◆ **INSTRUCTIONS TO FOLLOW**
Find the lines in the records that carry the word "uffairoh". Copy each one.

-*-*-

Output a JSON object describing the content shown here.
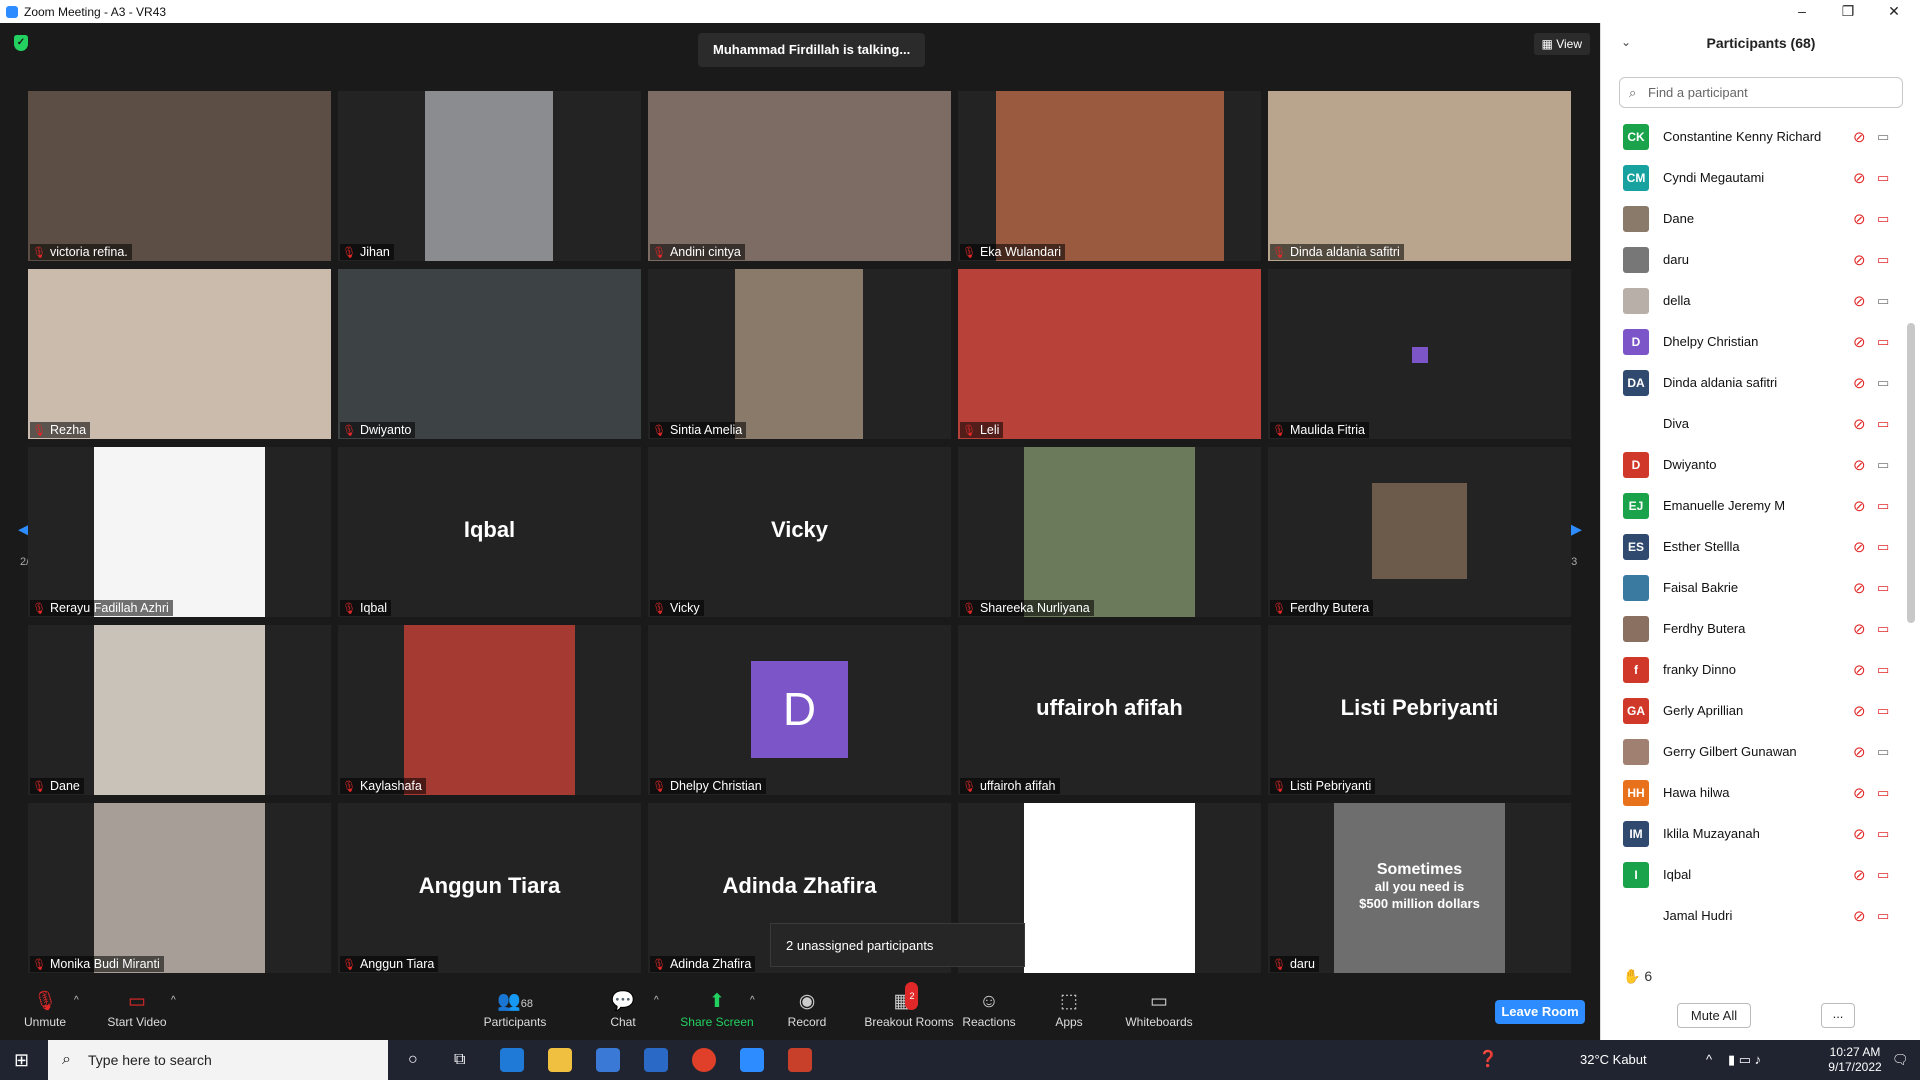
{
  "window": {
    "title": "Zoom Meeting - A3 - VR43"
  },
  "meeting": {
    "talking_banner": "Muhammad Firdillah is talking...",
    "view_label": "View",
    "page_indicator_left": "2/3",
    "page_indicator_right": "2/3",
    "unassigned": "2 unassigned participants"
  },
  "tiles": [
    {
      "name": "victoria refina.",
      "type": "video",
      "color": "#5c4e44"
    },
    {
      "name": "Jihan",
      "type": "video-narrow",
      "color": "#8a8c90"
    },
    {
      "name": "Andini cintya",
      "type": "video",
      "color": "#7d6c63"
    },
    {
      "name": "Eka Wulandari",
      "type": "video-mid",
      "color": "#9a5a40"
    },
    {
      "name": "Dinda aldania safitri",
      "type": "video",
      "color": "#b9a58d"
    },
    {
      "name": "Rezha",
      "type": "video",
      "color": "#cbbbad"
    },
    {
      "name": "Dwiyanto",
      "type": "video",
      "color": "#3d4244"
    },
    {
      "name": "Sintia Amelia",
      "type": "video-narrow",
      "color": "#8a7a6a"
    },
    {
      "name": "Leli",
      "type": "video",
      "color": "#b8423a"
    },
    {
      "name": "Maulida Fitria",
      "type": "tiny"
    },
    {
      "name": "Rerayu Fadillah Azhri",
      "type": "video-white",
      "color": "#f5f5f5"
    },
    {
      "name": "Iqbal",
      "type": "text",
      "big": "Iqbal"
    },
    {
      "name": "Vicky",
      "type": "text",
      "big": "Vicky"
    },
    {
      "name": "Shareeka Nurliyana",
      "type": "video-photo",
      "color": "#6b7a5a"
    },
    {
      "name": "Ferdhy Butera",
      "type": "photo-small",
      "color": "#6c5a4a"
    },
    {
      "name": "Dane",
      "type": "video-photo",
      "color": "#c9c2b8"
    },
    {
      "name": "Kaylashafa",
      "type": "video-photo",
      "color": "#a43a32"
    },
    {
      "name": "Dhelpy Christian",
      "type": "avatar",
      "big": "D"
    },
    {
      "name": "uffairoh afifah",
      "type": "text",
      "big": "uffairoh afifah"
    },
    {
      "name": "Listi Pebriyanti",
      "type": "text",
      "big": "Listi Pebriyanti"
    },
    {
      "name": "Monika Budi Miranti",
      "type": "video-photo",
      "color": "#a79f97"
    },
    {
      "name": "Anggun Tiara",
      "type": "text",
      "big": "Anggun Tiara"
    },
    {
      "name": "Adinda Zhafira",
      "type": "text",
      "big": "Adinda Zhafira"
    },
    {
      "name": "",
      "type": "video-white",
      "color": "#ffffff"
    },
    {
      "name": "daru",
      "type": "shirt",
      "color": "#6e6e6e",
      "shirt_lines": [
        "Sometimes",
        "all you need is",
        "$500 million dollars"
      ]
    }
  ],
  "toolbar": {
    "unmute": "Unmute",
    "start_video": "Start Video",
    "participants": "Participants",
    "participants_count": "68",
    "chat": "Chat",
    "share_screen": "Share Screen",
    "record": "Record",
    "breakout": "Breakout Rooms",
    "breakout_badge": "2",
    "reactions": "Reactions",
    "apps": "Apps",
    "whiteboards": "Whiteboards",
    "leave": "Leave Room"
  },
  "panel": {
    "title": "Participants (68)",
    "search_placeholder": "Find a participant",
    "raised_hands": "6",
    "mute_all": "Mute All",
    "more": "...",
    "participants": [
      {
        "initials": "CK",
        "name": "Constantine Kenny Richard",
        "color": "#1aa34a",
        "cam": "on"
      },
      {
        "initials": "CM",
        "name": "Cyndi Megautami",
        "color": "#17a2a0",
        "cam": "off"
      },
      {
        "initials": "",
        "name": "Dane",
        "color": "#8a7a6a",
        "cam": "off"
      },
      {
        "initials": "",
        "name": "daru",
        "color": "#777777",
        "cam": "off"
      },
      {
        "initials": "",
        "name": "della",
        "color": "#b8b0a8",
        "cam": "on"
      },
      {
        "initials": "D",
        "name": "Dhelpy Christian",
        "color": "#7c55c8",
        "cam": "off"
      },
      {
        "initials": "DA",
        "name": "Dinda aldania safitri",
        "color": "#2f4a6e",
        "cam": "on"
      },
      {
        "initials": "",
        "name": "Diva",
        "color": "#ffffff",
        "cam": "off"
      },
      {
        "initials": "D",
        "name": "Dwiyanto",
        "color": "#d0392a",
        "cam": "on"
      },
      {
        "initials": "EJ",
        "name": "Emanuelle Jeremy M",
        "color": "#1aa34a",
        "cam": "off"
      },
      {
        "initials": "ES",
        "name": "Esther Stellla",
        "color": "#2f4a6e",
        "cam": "off"
      },
      {
        "initials": "",
        "name": "Faisal Bakrie",
        "color": "#3a7aa0",
        "cam": "off"
      },
      {
        "initials": "",
        "name": "Ferdhy Butera",
        "color": "#8a7060",
        "cam": "off"
      },
      {
        "initials": "f",
        "name": "franky Dinno",
        "color": "#d0392a",
        "cam": "off"
      },
      {
        "initials": "GA",
        "name": "Gerly Aprillian",
        "color": "#d0392a",
        "cam": "off"
      },
      {
        "initials": "",
        "name": "Gerry Gilbert Gunawan",
        "color": "#a08070",
        "cam": "on"
      },
      {
        "initials": "HH",
        "name": "Hawa hilwa",
        "color": "#e8721c",
        "cam": "off"
      },
      {
        "initials": "IM",
        "name": "Iklila Muzayanah",
        "color": "#2f4a6e",
        "cam": "off"
      },
      {
        "initials": "I",
        "name": "Iqbal",
        "color": "#1aa34a",
        "cam": "off"
      },
      {
        "initials": "",
        "name": "Jamal Hudri",
        "color": "#ffffff",
        "cam": "off"
      }
    ]
  },
  "taskbar": {
    "search_placeholder": "Type here to search",
    "weather": "32°C  Kabut",
    "time": "10:27 AM",
    "date": "9/17/2022",
    "notif_count": "2"
  },
  "colors": {
    "accent": "#2d8cff",
    "muted_red": "#e02828",
    "stage_bg": "#1a1a1a"
  }
}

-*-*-

◆ **WRITTEN ANSWER**
      "name": "uffairoh afifah",
      "big": "uffairoh afifah"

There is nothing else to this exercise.